EXTRACTED DATA Start Marker

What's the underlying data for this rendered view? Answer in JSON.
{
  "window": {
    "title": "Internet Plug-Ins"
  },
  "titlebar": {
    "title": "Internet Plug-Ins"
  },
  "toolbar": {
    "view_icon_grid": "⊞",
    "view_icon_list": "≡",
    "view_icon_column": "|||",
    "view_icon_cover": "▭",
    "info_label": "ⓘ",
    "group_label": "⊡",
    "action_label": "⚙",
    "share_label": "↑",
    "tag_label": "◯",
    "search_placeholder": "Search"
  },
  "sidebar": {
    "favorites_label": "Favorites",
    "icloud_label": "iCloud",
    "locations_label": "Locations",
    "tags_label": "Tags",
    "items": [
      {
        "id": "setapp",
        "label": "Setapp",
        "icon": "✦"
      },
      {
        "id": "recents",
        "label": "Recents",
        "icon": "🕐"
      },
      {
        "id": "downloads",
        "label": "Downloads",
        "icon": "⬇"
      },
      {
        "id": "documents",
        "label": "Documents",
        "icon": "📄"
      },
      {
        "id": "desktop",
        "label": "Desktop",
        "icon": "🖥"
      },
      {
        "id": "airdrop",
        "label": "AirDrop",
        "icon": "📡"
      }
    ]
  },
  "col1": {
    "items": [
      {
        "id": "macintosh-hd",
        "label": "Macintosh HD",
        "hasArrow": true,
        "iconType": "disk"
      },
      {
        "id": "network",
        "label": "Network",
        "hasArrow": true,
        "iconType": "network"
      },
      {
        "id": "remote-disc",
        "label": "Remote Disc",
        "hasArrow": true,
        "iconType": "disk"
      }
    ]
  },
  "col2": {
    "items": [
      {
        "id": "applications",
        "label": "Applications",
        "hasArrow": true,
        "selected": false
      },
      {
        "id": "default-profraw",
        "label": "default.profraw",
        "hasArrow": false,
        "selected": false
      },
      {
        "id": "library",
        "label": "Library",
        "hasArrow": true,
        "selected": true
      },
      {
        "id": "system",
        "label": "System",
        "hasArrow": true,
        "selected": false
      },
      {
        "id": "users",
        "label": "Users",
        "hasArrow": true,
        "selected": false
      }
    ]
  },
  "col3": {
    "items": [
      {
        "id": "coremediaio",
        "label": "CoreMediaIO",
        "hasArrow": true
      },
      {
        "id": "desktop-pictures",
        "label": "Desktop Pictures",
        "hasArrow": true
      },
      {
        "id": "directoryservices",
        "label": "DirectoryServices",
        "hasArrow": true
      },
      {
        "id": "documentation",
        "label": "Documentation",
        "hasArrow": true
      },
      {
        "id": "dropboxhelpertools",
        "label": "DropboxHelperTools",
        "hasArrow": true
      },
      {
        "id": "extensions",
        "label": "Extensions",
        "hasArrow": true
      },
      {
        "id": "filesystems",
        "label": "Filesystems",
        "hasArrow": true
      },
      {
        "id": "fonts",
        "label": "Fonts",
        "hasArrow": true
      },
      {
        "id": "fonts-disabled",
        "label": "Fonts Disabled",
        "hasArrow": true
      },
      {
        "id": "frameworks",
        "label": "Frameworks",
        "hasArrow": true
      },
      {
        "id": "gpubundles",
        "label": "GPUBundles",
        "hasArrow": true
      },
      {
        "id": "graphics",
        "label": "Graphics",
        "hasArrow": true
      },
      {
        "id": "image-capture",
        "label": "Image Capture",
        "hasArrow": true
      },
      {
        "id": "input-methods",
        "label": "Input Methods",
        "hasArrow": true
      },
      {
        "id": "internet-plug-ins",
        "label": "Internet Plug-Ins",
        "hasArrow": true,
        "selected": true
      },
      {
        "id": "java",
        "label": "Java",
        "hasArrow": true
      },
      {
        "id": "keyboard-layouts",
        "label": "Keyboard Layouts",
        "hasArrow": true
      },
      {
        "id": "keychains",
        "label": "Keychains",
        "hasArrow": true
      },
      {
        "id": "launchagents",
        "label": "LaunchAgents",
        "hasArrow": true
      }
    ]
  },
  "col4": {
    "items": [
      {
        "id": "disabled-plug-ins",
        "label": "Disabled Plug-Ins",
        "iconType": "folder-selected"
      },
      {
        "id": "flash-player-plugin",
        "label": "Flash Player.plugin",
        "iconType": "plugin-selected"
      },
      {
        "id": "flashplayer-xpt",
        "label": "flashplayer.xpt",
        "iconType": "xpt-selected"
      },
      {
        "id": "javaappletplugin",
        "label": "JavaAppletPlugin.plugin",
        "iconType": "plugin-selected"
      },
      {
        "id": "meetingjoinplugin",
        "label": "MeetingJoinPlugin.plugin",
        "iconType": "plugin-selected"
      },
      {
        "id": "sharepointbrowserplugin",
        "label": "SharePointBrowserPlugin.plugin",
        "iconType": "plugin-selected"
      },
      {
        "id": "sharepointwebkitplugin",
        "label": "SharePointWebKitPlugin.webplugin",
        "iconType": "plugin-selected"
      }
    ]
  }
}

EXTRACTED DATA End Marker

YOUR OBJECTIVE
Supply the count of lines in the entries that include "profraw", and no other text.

ANSWER FOR THIS EXERCISE
2